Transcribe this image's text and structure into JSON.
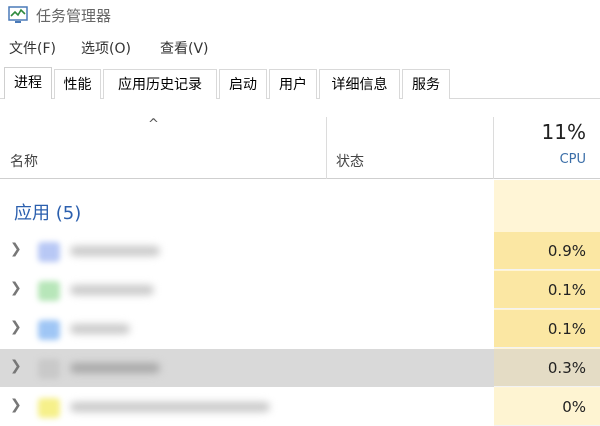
{
  "window": {
    "title": "任务管理器"
  },
  "menu": {
    "items": [
      {
        "label": "文件(F)"
      },
      {
        "label": "选项(O)"
      },
      {
        "label": "查看(V)"
      }
    ]
  },
  "tabs": [
    {
      "label": "进程",
      "active": true
    },
    {
      "label": "性能"
    },
    {
      "label": "应用历史记录"
    },
    {
      "label": "启动"
    },
    {
      "label": "用户"
    },
    {
      "label": "详细信息"
    },
    {
      "label": "服务"
    }
  ],
  "columns": {
    "name": "名称",
    "status": "状态",
    "cpu_total": "11%",
    "cpu_label": "CPU",
    "sort_indicator": "^"
  },
  "group": {
    "label": "应用 (5)"
  },
  "processes": [
    {
      "cpu": "0.9%",
      "icon_color": "#b8c8f5",
      "selected": false
    },
    {
      "cpu": "0.1%",
      "icon_color": "#b7e6b9",
      "selected": false
    },
    {
      "cpu": "0.1%",
      "icon_color": "#9fc6f5",
      "selected": false
    },
    {
      "cpu": "0.3%",
      "icon_color": "#c9c9c9",
      "selected": true
    },
    {
      "cpu": "0%",
      "icon_color": "#f6f08a",
      "selected": false
    }
  ],
  "icons": {
    "expand": "chevron-right-icon",
    "app": "task-manager-icon"
  }
}
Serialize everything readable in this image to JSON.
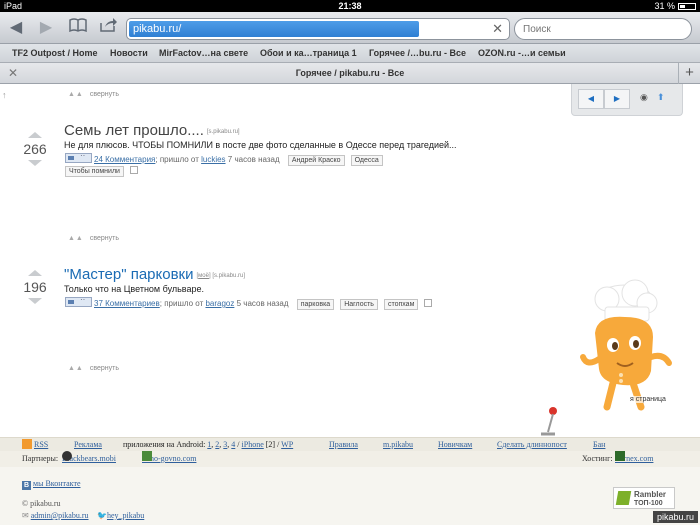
{
  "status_bar": {
    "device": "iPad",
    "time": "21:38",
    "battery": "31 %"
  },
  "toolbar": {
    "url": "pikabu.ru/",
    "search_placeholder": "Поиск"
  },
  "bookmarks": [
    "TF2 Outpost / Home",
    "Новости",
    "MirFactov…на свете",
    "Обои и ка…траница 1",
    "Горячее /…bu.ru - Все",
    "OZON.ru -…и семьи"
  ],
  "tab": {
    "title": "Горячее / pikabu.ru - Все"
  },
  "collapse_label": "свернуть",
  "posts": [
    {
      "votes": "266",
      "title": "Семь лет прошло....",
      "source": "[s.pikabu.ru]",
      "description": "Не для плюсов. ЧТОБЫ ПОМНИЛИ в посте две фото сделанные в Одессе перед трагедией...",
      "comments": "24 Комментария",
      "posted_from": "; пришло от",
      "author": "luckies",
      "time_ago": "7 часов назад",
      "tags": [
        "Андрей Краско",
        "Одесса"
      ],
      "extra_tag": "Чтобы помнили"
    },
    {
      "votes": "196",
      "title": "\"Мастер\" парковки",
      "source_prefix": "[",
      "source_mine": "моё",
      "source_suffix": "] [s.pikabu.ru]",
      "description": "Только что на Цветном бульваре.",
      "comments": "37 Комментариев",
      "posted_from": "; пришло от",
      "author": "baragoz",
      "time_ago": "5 часов назад",
      "tags": [
        "парковка",
        "Наглость",
        "стопхам"
      ]
    }
  ],
  "next_page": "я страница",
  "footer": {
    "rss": "RSS",
    "ads": "Реклама",
    "apps_label": "приложения на Android:",
    "app_links": [
      "1",
      "2",
      "3",
      "4"
    ],
    "iphone": "iPhone",
    "iphone_num": "[2]",
    "wp": "WP",
    "rules": "Правила",
    "mobile": "m.pikabu",
    "newbies": "Новичкам",
    "longpost": "Сделать длиннопост",
    "ban": "Бан",
    "partners_label": "Партнеры:",
    "partner1": "Blackbears.mobi",
    "partner2": "Kino-govno.com",
    "hosting_label": "Хостинг:",
    "hosting": "Fornex.com",
    "vk": "мы Вконтакте",
    "copyright": "© pikabu.ru",
    "email": "admin@pikabu.ru",
    "twitter": "hey_pikabu",
    "rambler_line1": "Rambler",
    "rambler_line2": "ТОП-100",
    "watermark": "pikabu.ru"
  }
}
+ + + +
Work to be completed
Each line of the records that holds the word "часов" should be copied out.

Answer to the exercise
      "time_ago": "7 часов назад",
      "time_ago": "5 часов назад",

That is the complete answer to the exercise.